The most important part of your road trip menu isn’t a food item at all. Staying hydrated is a crucial component of any successful trip, and your choice of beverage says a lot about the character of your trip.
Plain old water is, of course, the simplest and cheapest way to keep yourself hydrated. Sipping ice-cold water as you cruise is not only a refreshingly sweet experience, it will keep you awake, alert, and comfortable. As an added bonus, you can top off your bottle at pretty much every gas station and burger joint in the country. You can complicate water, of course, by purchasing carbonated, mineral, and/or flavored varieties, or by adding your own drink powder or flavoring agents. Sometimes, however, simplest is best.

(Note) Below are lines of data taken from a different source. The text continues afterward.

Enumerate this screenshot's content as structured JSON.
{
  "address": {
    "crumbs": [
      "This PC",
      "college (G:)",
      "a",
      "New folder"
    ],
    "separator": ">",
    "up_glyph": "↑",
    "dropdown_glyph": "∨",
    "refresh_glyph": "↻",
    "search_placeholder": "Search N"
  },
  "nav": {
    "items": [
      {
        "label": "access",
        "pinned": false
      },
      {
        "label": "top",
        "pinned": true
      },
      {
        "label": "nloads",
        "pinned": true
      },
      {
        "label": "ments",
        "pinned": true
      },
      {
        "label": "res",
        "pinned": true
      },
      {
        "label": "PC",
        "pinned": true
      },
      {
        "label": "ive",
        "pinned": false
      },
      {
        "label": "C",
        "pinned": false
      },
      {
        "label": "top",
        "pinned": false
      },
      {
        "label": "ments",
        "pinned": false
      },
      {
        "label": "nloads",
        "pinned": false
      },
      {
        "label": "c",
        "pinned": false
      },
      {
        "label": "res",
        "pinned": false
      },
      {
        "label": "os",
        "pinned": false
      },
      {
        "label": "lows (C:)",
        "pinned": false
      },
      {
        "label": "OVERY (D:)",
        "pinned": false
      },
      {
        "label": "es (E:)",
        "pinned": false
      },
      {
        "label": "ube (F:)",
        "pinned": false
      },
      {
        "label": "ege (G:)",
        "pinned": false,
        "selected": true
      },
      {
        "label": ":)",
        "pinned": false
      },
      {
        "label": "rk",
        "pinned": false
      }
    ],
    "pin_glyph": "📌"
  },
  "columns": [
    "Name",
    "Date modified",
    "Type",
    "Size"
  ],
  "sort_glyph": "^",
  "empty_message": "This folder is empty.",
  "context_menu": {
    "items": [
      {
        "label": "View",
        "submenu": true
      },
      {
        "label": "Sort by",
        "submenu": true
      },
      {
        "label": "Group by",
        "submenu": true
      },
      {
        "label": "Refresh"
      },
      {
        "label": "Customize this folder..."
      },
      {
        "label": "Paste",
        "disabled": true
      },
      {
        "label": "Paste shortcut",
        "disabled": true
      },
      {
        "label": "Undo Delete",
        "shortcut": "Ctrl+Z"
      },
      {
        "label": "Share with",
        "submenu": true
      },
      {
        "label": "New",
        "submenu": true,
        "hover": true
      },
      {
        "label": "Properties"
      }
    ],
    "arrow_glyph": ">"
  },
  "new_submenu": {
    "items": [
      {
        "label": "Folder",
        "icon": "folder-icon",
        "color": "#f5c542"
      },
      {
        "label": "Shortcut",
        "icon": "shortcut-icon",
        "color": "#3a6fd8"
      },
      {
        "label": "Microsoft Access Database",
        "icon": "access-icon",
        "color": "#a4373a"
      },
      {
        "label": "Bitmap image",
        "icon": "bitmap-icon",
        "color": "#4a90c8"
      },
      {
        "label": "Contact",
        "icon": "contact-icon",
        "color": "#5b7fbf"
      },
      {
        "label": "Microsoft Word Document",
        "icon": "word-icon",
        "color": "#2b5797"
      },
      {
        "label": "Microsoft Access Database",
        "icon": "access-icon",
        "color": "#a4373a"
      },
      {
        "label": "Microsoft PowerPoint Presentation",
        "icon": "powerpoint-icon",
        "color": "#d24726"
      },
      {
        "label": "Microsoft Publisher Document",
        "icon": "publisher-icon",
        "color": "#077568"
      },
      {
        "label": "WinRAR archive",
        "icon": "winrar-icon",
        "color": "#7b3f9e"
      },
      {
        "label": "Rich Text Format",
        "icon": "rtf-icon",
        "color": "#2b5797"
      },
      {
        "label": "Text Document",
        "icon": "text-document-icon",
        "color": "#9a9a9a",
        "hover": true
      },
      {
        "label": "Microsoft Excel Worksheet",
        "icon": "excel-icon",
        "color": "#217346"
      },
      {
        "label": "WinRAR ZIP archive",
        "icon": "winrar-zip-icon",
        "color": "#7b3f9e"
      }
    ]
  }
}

Health-conscious drivers can use beverages as a way to keep up their fruit and vegetable consumption during the trip. Most roadside eateries and refueling stations are notoriously light on fresh produce, and packing your own liquid nutrition will alleviate the worst of the problem. This approach has drawbacks, though. Real 100 percent juice tends to be quite pricey, and usually requires refrigeration to avoid spoilage.
There are a billion sport/soft drinks to choose from, if that is your preference. You can recreate all those cheesy cola ads, try a sampler of specialty sodas, or just sip on an old favorite. Most beverages in this category are incredibly sugary and are best enjoyed sparingly. Even if you aren’t exactly observing the world’s healthiest diet, you could easily drink thousands of calories a day if you hit up the fountain drinks at every gas station.

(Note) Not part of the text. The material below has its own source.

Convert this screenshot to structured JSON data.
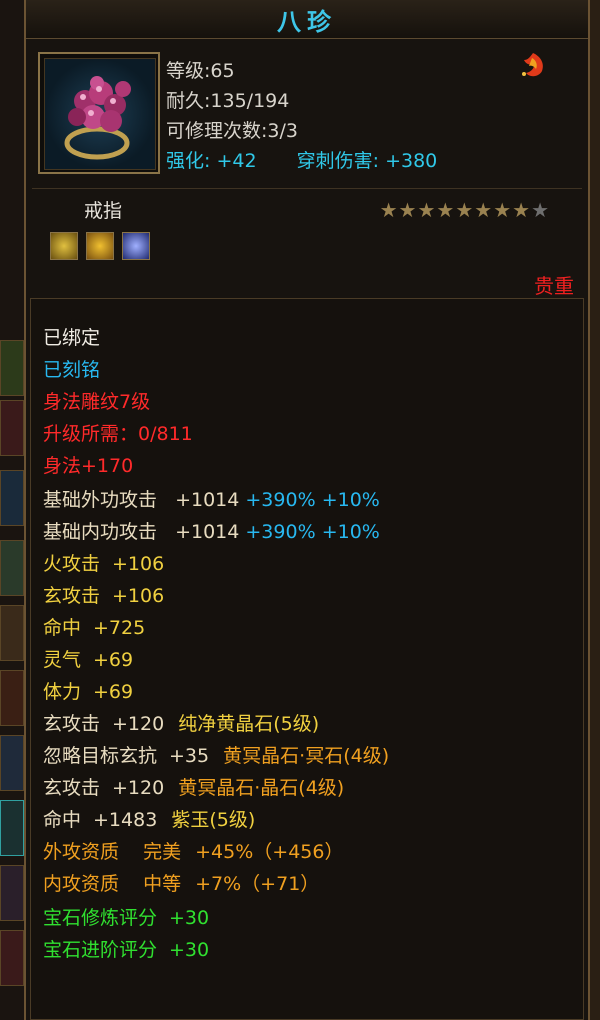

Special mention goes to caffeinated beverages and energy drinks of all kinds. Sometimes you just need a couple more hours on the road to hit your destination. These liquid pick-me-ups offer the wakefulness and gumption you might need to cross the finish line, but their power is limited. Even the most powerful stimulants are going to run dry in a matter of hours, and many come with a dramatic crash. Make sure that your caffeine crash doesn’t turn into a high-speed crash by closely monitoring your energy levels. Pull over if you can’t stay wide awake and fully alert.
Putting it all Together
Make your own menu.
As I mentioned at the top of this article, everyone has a perfect road trip snack. Here are some favorites from around the All Seasons Resort Lodging office.
I’ve been taking the same snack stash with me on every road trip for 15 years. Every time I head across the country I need a bag of Twizzlers, a box of Wheat Thins or a bag of cheesy Combos, plenty of beef jerky, huge bottles of water, and a few Henry Weinhard root beers. Sometimes I mix it up with some Sour Patch Kids or other gummy candy instead of the Twizzlers, but I’m pretty stuck on my old favorites.
I take my obsession with LaCroix along for the ride whenever I take a road trip. It gives me the strength and hydration I need to stay awake on long drives. When I’m not in the pilot’s seat, I munch pita chips and hummus for the protein and crunch I crave. When I need to take lunch with me in the car, I prefer one of my handcrafted tomato sandwiches: white bread (only white bread), vegan mayo, heirloom tomato slices, salt, and pepper. It is an unbeatable non-dairy twist on a Midwest delight. For extra snacking, I bring a bag of Barnana peanut butter banana brittle.
My road trip nourishment consists of LaCroix, gin-gins (a ginger candy sent from the heavens), a burger or two, wasabi peas, fruit leather, and sea salt chips—all the while chain-chewing an endless supply of spearmint gum. As a native Floridian, my favorite Florida roadside treats are boiled peanuts, oranges, and jerky.
1. Gasoline is a petroleum product, which is itself derived from the biological remains of long-fossilized marine flora. Technically, these organisms predate what we consider dinosaurs, but the notion remains relevant.
2. We’ll get this out of the way: yes, cashews are not nuts. They are fruits. Technically they are drupes—like a cherry or olive—just as watermelons are berries and strawberries are accessory fruit. But cashews are definitely a nut as far as any reasonable human is concerned, just like tomatoes are vegetables for import reasons under the Supreme Court decision in the case of Nix v. Hedden in 1893.